sunset’s ‘spamalot’ finds its grail
By Marilyn Jozwik
Published April 27, 2019
After a long winter tucked inside there’s nothing better for the soul than a good laugh.
And there is, perhaps, no show more capable of delivering such laughs than Monty Python’s irreverent musical take on King Arthur, “Spamalot.”
Sunset Playhouse has assembled all the ingredients to cook up a hilarious rendition of the show – a fine cast, a capable orchestra, good vocals and snappy dancing.
The parody follows King Arthur (Corey Richards) as he gathers knights to join him in Camelot and later to search for the Holy Grail. His travels lead him to his eclectic crew of Knights (of the Round Table) with unlikely stops in Las Vegas and on Broadway. Arthur and his crew visit a strange forest occupied by the scary, but silly, Knights who say Ni and a French castle where the King and his company are mocked in scatological terms and assaulted with a cow. Sir Robin dreams of being a song-and-dance sensation, Lancelot is outed as gay and Galahad has radical political leanings.
There’s little doubt that the show’s author, Eric Idle of Monty Python, who also wrote the lyrics, and some of the music along with John Du Prez, is offering commentary about royal rule in England and other topics. The satire often has little subtlety, as does his word play (“arms for the poor”).
When Arthur comes upon Dennis Galahad (Eric Welch), Dennis and his Mother (Cheryl Roloff) engage Arthur in a sprightly debate over Arthur’s right to rule over the people since he was not chosen by them. It is a marvelous exchange by Richards and Welch, whose quick repartee energizes the scene that provides lots of food for thought.
Sunset has filled all the roles well, starting with Richards as King Arthur, who assumes a deep, rich, accented voice for his royal role, to which he adds a side helping of arrogance and occasional bemusement to create a memorable character. Richards is up to all the challenges – from scat singing with the Lady of the Lake (Hannah Esch) to clip-clopping along with his sidekick Patsy (Jacob Cesar) and dancing with the Laker Girls.
King Arthur in “Spamalot” is no doubt on many a male thespian’s bucket list, but on the female side it’s the role of Lady of the Lake that is coveted. Esch can cross that role off her list in grand style as she takes this Lady on a wild vocal ride, getting bluesy, soulful and often outrageous as she belts out in true diva style the show-stopping tunes “The Song That Goes Like This” and “The Diva’s Lament.” Her voice seems to know no bounds in volume – from hushed to bombastic – and range.

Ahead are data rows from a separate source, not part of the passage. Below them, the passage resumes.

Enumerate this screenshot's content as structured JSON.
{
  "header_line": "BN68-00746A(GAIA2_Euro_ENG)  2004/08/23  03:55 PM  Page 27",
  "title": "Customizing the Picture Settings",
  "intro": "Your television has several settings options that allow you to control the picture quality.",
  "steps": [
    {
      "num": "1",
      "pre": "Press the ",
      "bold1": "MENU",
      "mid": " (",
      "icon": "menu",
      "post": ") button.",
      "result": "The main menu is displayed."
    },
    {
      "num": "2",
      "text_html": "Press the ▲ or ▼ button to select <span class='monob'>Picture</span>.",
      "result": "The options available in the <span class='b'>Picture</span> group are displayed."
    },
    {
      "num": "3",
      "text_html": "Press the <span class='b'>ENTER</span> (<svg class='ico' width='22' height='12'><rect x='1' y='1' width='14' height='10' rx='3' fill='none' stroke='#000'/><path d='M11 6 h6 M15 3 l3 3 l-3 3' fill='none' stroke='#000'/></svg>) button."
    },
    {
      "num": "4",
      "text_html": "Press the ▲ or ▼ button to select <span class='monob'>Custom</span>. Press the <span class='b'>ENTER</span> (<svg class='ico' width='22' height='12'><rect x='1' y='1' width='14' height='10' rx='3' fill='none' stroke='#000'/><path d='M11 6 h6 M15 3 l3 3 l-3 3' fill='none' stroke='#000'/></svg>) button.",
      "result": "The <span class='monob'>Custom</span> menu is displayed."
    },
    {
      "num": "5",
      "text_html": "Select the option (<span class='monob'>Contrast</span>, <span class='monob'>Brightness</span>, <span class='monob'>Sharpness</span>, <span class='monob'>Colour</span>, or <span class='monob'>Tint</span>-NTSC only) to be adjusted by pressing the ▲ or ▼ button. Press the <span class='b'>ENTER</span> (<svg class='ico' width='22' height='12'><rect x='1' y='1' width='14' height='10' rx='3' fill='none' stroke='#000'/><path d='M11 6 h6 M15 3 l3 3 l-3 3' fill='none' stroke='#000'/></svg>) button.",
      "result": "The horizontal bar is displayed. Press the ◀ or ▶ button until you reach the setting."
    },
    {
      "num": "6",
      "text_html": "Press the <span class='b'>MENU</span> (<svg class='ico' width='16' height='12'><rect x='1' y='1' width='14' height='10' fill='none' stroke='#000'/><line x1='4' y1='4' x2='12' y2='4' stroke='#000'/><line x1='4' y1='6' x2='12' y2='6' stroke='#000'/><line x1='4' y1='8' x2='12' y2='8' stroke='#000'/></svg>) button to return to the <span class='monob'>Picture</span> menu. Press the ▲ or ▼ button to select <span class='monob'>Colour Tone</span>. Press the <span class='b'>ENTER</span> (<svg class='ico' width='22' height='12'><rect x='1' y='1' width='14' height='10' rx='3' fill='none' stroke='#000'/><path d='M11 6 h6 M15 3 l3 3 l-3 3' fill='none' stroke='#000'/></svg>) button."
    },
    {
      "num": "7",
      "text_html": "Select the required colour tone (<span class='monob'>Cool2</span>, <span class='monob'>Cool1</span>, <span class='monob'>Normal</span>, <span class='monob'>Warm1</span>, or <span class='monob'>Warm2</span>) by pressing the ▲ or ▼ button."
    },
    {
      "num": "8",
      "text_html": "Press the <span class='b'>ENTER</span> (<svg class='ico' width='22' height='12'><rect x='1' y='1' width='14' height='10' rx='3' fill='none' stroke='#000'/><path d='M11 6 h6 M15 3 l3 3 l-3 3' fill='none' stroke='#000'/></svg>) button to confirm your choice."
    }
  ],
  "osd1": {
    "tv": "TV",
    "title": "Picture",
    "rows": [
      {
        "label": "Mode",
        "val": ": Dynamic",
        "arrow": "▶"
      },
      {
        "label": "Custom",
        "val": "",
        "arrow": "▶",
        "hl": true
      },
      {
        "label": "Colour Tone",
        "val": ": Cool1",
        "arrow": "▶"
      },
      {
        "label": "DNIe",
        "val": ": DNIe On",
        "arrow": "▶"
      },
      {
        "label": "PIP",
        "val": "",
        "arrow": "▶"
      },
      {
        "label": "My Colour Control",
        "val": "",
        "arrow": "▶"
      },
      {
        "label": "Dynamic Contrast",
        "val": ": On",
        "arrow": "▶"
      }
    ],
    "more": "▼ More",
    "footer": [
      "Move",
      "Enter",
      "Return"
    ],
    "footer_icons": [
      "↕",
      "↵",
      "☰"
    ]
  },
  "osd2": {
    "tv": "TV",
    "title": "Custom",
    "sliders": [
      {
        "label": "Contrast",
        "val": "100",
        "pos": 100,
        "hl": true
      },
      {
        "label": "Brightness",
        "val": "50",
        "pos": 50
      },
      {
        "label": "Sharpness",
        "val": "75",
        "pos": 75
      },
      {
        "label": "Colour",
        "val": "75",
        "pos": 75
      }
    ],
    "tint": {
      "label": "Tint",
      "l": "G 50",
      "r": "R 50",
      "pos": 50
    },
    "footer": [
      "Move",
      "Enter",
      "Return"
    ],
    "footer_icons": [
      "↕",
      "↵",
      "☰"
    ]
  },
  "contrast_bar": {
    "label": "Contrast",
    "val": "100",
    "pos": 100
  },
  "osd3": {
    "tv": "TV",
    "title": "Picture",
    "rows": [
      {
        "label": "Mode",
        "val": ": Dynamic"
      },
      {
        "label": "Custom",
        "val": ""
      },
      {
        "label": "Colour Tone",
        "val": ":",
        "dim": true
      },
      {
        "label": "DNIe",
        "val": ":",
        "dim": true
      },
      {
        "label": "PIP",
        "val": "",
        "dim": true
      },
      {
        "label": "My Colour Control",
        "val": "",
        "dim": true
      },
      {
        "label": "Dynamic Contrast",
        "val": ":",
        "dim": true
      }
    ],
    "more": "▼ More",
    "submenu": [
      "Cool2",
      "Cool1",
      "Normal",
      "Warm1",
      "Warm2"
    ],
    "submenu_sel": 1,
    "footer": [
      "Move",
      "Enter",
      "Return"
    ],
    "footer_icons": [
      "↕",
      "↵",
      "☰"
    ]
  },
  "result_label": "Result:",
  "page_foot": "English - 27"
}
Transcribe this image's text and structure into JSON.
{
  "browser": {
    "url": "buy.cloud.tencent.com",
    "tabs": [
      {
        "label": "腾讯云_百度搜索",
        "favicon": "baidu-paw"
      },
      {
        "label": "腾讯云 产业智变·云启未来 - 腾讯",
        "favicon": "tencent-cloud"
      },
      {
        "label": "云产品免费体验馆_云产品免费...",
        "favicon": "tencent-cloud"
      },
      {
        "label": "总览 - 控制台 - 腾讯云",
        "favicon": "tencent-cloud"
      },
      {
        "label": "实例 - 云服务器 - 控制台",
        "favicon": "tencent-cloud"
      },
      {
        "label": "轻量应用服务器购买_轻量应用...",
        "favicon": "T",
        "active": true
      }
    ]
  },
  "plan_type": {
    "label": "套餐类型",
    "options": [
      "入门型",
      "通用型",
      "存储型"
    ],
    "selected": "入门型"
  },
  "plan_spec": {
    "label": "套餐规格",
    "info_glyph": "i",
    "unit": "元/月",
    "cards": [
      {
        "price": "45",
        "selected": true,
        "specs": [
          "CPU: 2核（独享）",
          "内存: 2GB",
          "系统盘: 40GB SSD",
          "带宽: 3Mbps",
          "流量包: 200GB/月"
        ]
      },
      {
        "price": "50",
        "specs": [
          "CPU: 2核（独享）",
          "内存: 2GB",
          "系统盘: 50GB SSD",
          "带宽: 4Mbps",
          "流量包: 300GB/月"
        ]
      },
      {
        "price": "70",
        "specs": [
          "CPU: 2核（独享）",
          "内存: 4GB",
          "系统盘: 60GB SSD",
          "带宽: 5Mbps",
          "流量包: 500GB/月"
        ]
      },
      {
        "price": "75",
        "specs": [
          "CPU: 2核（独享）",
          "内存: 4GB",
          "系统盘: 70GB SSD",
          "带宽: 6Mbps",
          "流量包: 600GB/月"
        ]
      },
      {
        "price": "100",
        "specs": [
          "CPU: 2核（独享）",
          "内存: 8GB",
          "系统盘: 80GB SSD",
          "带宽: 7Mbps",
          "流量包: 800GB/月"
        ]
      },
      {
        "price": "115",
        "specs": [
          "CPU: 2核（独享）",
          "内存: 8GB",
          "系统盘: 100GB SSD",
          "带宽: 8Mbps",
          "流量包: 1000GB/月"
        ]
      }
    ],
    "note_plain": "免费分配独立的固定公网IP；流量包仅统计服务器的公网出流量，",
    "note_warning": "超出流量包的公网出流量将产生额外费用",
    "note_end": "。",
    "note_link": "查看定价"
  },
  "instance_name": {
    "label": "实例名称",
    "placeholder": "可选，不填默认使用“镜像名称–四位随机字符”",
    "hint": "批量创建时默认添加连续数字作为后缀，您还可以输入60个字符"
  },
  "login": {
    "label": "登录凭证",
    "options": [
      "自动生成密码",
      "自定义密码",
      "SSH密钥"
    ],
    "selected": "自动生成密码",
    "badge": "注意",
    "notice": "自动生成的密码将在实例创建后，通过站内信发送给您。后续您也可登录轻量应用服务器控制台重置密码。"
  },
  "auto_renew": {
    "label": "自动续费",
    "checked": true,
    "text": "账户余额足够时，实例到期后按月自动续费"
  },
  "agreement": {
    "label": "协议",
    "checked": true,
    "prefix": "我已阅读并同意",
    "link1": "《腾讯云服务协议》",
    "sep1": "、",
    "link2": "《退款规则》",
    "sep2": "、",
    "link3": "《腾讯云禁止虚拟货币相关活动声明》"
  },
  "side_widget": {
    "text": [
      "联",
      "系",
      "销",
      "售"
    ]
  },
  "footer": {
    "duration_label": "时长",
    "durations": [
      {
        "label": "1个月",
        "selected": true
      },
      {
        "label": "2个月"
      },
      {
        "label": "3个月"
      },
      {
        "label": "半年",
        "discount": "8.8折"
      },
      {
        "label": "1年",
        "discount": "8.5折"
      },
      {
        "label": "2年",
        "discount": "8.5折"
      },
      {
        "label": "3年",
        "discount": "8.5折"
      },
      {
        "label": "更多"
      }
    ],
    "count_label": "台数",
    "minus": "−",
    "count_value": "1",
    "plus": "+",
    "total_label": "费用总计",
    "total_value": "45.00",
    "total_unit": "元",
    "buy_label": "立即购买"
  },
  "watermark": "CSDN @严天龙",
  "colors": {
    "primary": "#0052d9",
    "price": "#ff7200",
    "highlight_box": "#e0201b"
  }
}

So many wonderful bits here. Welch’s Galahad and Cheryl Roloff, as his mother and as the Knight of Ni, are marvelous. Clayton R. Irwin’s Sir Robin has lots of fun with this unbrave soul, presenting an entertaining “You Can’t Succeed on Broadway.” Jacob Cesar as Patsy plays the King’s right-hand man nicely, providing lots of subtle, disbelieving looks and gestures during the King’s “I’m All Alone.” As Prince Herbert, Josh Verish deftly handles the sweet “Where Are You?” while engaging his demanding father (Brian Roloff) in some delightful scenes.
As the Historian to open the show, Patrick Couillard effected such a thick accent that it was hard to understand him.
Karl Miller served as director, choreographer and costume consultant and had his troops in sync with some rather simple steps but lots of big arm movements. All the dance scenes had good energy and engaging smiles from the ensemble, especially the sharp Laker Girls. As always, AJ Pawelski provided some fine dancing, especially his unconventional Dancing Nun.
Music director Mark Mrozek gets a full sound from the six-piece orchestra, while Master Carpenter Duane Bauer has created Medieval castles and forests with simple moveable columns. Several scenes were effectively projected on large vertical panels, including the map of England and the feet of God.
Welch (K’Eric’ters wig styling and make-up artist) has provided a variety of long, flowing locks to plant the characters firmly in the Middle Ages.
Those familiar with the show will not be disappointed with Sunset’s version. And if you’ve never seen “Spamalot” before, be prepared for some good laughs.
If you go
Who: Sunset Playhouse
When: Through May 12
Where: 800 Elm Grove Road, Elm Grove
Tickets/Info: 262-782-4430; www.sunsetplayhouse.com